@Alex,

Some time ago, I needed to build a system that was almost *all* asynchronous.  Sure, it had a clock, but one of the interfaces had to respond as fast as possible and another computer, external to the FPGA, controlled that interface and the FPGA was just a pass through in that case.  Well ... a pass through with a clocked override if necessary.

So ... it's doable, but definitely not something you'd want to encourage a beginner to try until he'd learned more of the basics.

As for educational topics, I'm trying to hit quite a few with a blog I've been working on.  You can find some of the recent topics here, with the last post about how to minimize the logic usage within an FPGA.  At the start of next semester, I'm hoping to post a list of my "rules for beginners."  Doing everything synchronously will be one of those rules.  If you are otherwise looking for a forum for a "lesson" for beginners, feel free to contact me about posting one.  I'd be glad to put it on the blog.

Dan

P.S.  I was a pretty green beginner when I did it too ...

Share this post


Link to post
Share on other sites
  • 0
11 hours ago, Notarobot said:

Could you, please, for my education explain why is it bad to drive logic without a clock. I can agree that when you have two periodic signals a synchonizer is a must. However, this case is of combinational logic driven by pretty much random event. I don't see compelling reason to for adding a clock.

 

A few reasons are...

a - The introduction of logic hazards can cause glitches : https://en.wikipedia.org/wiki/Hazard_(logic)

b - Routing of clocks is very complex - It is hard to ensure that the same clock edge appears all over the FPGA at almost exactly the same time. Sometimes this is achieved with 'slight of hand' (e.g. using a on-chip PLL to advance phase of the clock, so that by the time it reaches the edge of the chip is in back phase with the original signal). Low-skew paths also exist, but are restricted to small areas of the FPGA, and the clock has to be connected to the correct pin to be placed and routed correctly.

c - FPGAs and their tools are designed to behave predictably under the "synchronous digital design" paradigm (something like https://hps.hs-regensburg.de/scm39115/homepage/education/courses/red/2_SynchronousDigitalCircuitDesignRules.pdf). If you work outside the paradigm you will be fighting against the tools and their assumptions.

d - There is almost nothing that you are unable to code in an FPGA friendly way, but there are infinitely many ways to write FPGA-hostile code.

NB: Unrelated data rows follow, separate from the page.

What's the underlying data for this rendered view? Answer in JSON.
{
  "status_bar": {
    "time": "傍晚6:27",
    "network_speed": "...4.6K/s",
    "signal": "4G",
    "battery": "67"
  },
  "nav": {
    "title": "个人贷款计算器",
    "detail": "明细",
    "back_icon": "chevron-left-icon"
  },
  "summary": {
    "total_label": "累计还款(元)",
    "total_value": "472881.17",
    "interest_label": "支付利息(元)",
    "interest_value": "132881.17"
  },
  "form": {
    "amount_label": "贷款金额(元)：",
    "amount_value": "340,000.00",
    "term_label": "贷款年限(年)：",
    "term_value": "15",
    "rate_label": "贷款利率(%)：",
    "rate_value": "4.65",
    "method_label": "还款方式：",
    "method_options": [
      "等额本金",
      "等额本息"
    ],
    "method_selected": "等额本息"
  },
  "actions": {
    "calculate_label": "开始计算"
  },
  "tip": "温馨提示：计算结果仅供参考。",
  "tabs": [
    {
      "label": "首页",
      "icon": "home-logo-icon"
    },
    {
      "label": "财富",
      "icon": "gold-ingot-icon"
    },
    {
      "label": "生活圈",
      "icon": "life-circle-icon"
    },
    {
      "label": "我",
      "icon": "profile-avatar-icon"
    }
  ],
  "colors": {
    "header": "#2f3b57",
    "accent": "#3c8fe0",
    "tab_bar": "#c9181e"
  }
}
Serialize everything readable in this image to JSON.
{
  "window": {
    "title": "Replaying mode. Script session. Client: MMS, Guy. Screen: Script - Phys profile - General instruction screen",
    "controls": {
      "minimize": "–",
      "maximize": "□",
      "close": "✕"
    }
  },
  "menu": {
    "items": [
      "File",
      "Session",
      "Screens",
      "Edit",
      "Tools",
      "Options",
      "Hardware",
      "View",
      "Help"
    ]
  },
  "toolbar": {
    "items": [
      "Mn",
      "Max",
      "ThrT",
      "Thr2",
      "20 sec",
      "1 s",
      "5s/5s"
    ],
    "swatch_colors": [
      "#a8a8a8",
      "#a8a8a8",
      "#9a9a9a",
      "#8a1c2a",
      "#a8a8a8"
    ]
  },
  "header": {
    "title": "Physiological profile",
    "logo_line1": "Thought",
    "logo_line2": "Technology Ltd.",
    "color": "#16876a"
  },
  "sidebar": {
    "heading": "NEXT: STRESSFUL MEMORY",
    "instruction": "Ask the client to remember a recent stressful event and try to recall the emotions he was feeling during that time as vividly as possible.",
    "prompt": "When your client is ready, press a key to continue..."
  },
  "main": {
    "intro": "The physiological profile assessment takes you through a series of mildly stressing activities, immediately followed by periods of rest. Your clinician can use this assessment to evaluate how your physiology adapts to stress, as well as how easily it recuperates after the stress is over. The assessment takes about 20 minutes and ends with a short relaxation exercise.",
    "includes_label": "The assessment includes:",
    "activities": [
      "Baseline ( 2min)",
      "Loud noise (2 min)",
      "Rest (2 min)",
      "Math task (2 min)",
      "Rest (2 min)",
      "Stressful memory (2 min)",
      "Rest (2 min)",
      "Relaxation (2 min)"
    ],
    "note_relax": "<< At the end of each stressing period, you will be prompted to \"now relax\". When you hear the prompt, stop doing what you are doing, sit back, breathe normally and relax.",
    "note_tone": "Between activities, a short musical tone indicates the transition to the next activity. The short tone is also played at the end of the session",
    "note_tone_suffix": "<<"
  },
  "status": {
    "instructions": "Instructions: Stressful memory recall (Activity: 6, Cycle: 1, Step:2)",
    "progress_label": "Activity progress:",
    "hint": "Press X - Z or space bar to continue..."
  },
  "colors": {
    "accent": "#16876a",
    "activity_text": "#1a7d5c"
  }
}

If you want your FPGA to place nice with you, you have to play nice with it.

So you can either add an RC filter to debounce you switch, or you can sample it using a reliable clock.

Share this post


Link to post
Share on other sites
  • 0
19 hours ago, hamster said:

 

@hamster

Thank you for work putting this all together. 

Only one note. All a-d points are valid but unavoidable. There is no way to avoid time races. Every bus has this issue. The key is to keep these issues under control using timing constraints. Luckily, Xilinx does a good job checking various paths and warning about bad conditions. The same of course is true with other manufacturers.

Edited by Notarobot
note

Share this post


Link to post
Share on other sites

Create an account or sign in to comment

You need to be a member in order to leave a comment

Create an account

Sign up for a new account in our community. It's easy!

Register a new account

Sign in

Already have an account? Sign in here.

Sign In Now